Contrary to popular belief, this is not extremely difficult. Once inside the network, an attacker can easily download control logic to an industrial controller or change its configuration. Since these actions are executed using proprietary vendor-specific protocols, there is no standard way to monitor these control plane activities. As a result, changes made by an attacker can go unnoticed until damage starts to occur.

More Weaknesses — Connected ICS Networks

Until recently, industrial networks were separated from the rest of the world by ‘Air Gaps.’ In theory, an ‘Air Gap’ is a great security measure — disconnecting the industrial network from the business network and the Internet. However, an ‘Air Gap’ is no longer operationally feasible in today’s connected world. Trends such as the Industrial Internet of Things and Industry 4.0, are driving organizations to facilitate more connections between the physical process world and the Internet. This connectivity exposes the previously isolated operational environments to cyberthreats.

What Can Be Done to Protect ICS Networks?

Gaining visibility into ICS networks is the first step in being able to protect them from cyberthreats. Discovering all assets, especially industrial controllers, is critical. This includes maintaining a reliable inventory of configurations, logic, code and firmware versions for each controller.

Once these baselines have been established, continuous monitoring of control-plane activities for unauthorized access or changes is required. This is especially true since the controllers are often modified by third-party integrators. This can result in changes which are not captured by network monitoring alone. Fortunately, new specialized monitoring and control technologies for ICS networks are now available.

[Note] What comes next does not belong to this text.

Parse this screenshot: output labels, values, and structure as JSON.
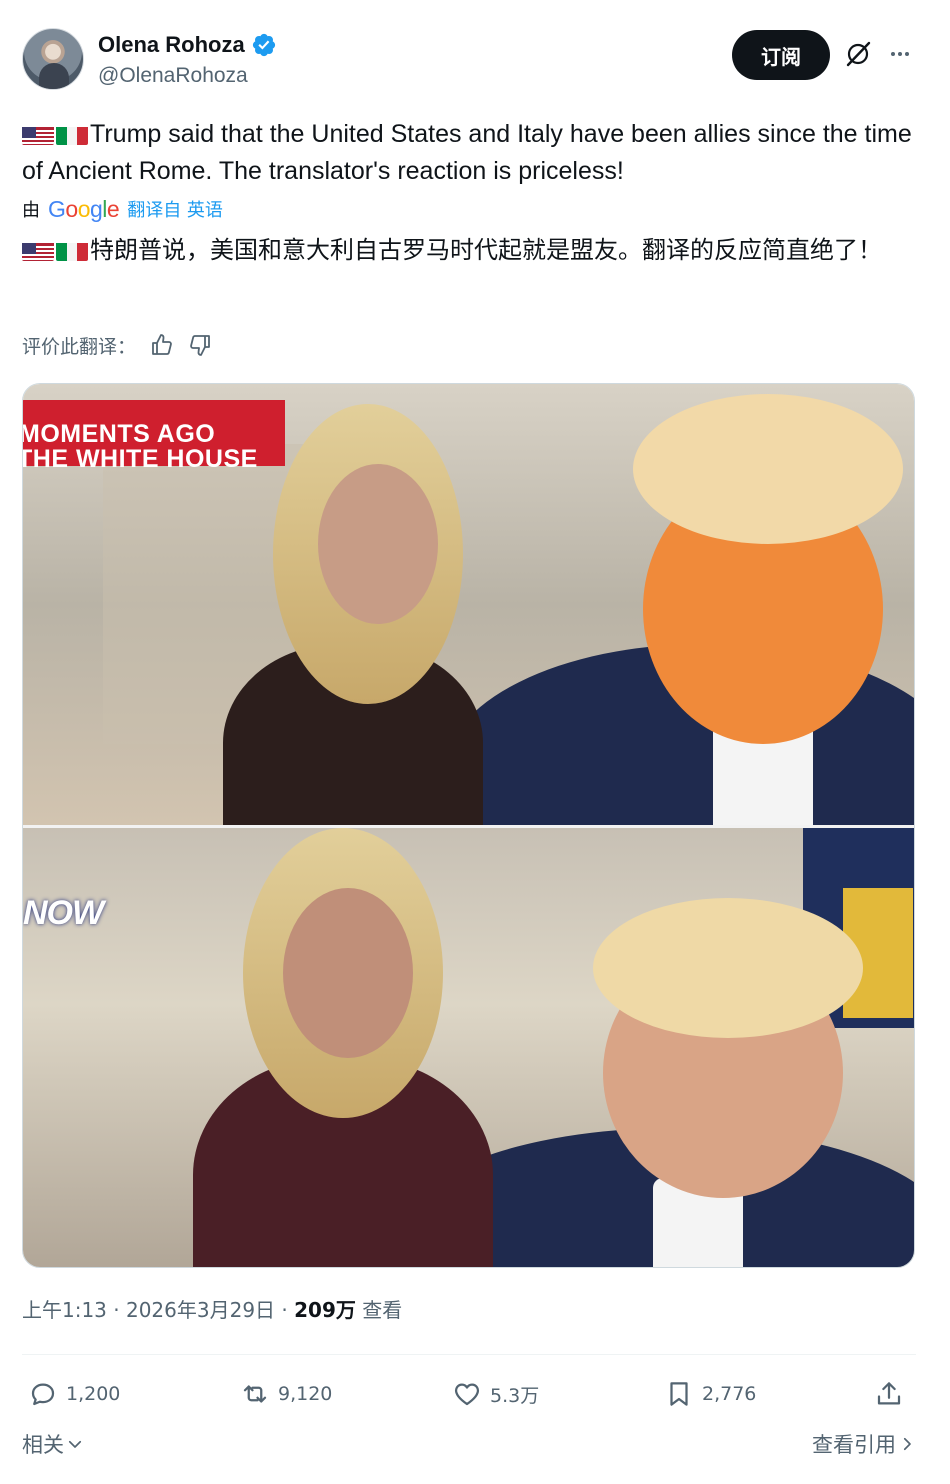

Barak Perelman is CEO of Indegy, an industrial cybersecurity firm that improves operational safety and reliability for industrial control networks by providing situational awareness and real-time security.